◆ Dataset records:

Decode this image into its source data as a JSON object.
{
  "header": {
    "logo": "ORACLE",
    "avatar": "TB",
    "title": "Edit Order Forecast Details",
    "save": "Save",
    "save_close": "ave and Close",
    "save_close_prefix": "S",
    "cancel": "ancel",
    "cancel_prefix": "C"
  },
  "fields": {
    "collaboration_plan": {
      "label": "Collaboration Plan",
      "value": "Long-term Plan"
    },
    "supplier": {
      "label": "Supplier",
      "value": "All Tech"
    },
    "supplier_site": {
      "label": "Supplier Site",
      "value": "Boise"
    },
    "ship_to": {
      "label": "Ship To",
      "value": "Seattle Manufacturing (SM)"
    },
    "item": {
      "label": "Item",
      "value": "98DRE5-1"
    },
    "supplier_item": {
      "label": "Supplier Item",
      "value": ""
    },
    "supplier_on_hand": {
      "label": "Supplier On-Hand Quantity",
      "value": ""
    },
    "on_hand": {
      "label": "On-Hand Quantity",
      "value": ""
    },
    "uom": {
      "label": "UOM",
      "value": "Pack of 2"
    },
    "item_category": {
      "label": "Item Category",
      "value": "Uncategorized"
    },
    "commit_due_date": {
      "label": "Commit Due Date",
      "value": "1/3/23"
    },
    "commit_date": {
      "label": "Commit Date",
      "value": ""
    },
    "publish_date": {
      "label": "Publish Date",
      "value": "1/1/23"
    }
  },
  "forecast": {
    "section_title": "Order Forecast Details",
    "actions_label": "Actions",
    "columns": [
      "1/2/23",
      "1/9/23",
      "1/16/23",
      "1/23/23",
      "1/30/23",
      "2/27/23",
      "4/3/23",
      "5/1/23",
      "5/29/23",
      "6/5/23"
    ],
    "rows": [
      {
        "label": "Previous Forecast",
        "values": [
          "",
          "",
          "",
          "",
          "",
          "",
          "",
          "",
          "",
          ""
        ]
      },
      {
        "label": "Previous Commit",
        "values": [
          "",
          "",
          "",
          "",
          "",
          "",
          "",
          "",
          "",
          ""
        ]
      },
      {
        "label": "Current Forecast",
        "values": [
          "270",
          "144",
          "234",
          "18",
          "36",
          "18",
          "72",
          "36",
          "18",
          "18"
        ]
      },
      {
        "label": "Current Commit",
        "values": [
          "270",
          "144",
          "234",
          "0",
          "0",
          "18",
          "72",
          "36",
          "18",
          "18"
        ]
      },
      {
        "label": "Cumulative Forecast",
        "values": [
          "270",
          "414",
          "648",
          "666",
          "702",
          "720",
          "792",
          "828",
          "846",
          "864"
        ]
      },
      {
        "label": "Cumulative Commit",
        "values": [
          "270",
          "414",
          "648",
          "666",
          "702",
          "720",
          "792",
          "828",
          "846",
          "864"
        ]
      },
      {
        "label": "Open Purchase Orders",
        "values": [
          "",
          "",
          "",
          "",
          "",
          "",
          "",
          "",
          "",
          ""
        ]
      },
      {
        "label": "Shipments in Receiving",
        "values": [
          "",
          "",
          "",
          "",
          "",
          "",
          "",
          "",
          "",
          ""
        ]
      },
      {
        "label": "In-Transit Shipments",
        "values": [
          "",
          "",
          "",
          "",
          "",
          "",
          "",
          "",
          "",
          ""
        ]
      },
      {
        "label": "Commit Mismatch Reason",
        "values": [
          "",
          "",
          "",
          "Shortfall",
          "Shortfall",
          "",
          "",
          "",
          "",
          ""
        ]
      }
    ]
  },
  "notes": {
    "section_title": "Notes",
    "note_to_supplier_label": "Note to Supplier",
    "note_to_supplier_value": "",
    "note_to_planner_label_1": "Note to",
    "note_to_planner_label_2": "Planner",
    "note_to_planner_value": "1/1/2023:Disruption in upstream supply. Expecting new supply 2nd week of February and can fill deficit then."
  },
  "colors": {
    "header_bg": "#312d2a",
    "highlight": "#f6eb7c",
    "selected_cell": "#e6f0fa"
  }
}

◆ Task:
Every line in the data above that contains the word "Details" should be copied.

◆ Solution:
    "title": "Edit Order Forecast Details",
    "section_title": "Order Forecast Details",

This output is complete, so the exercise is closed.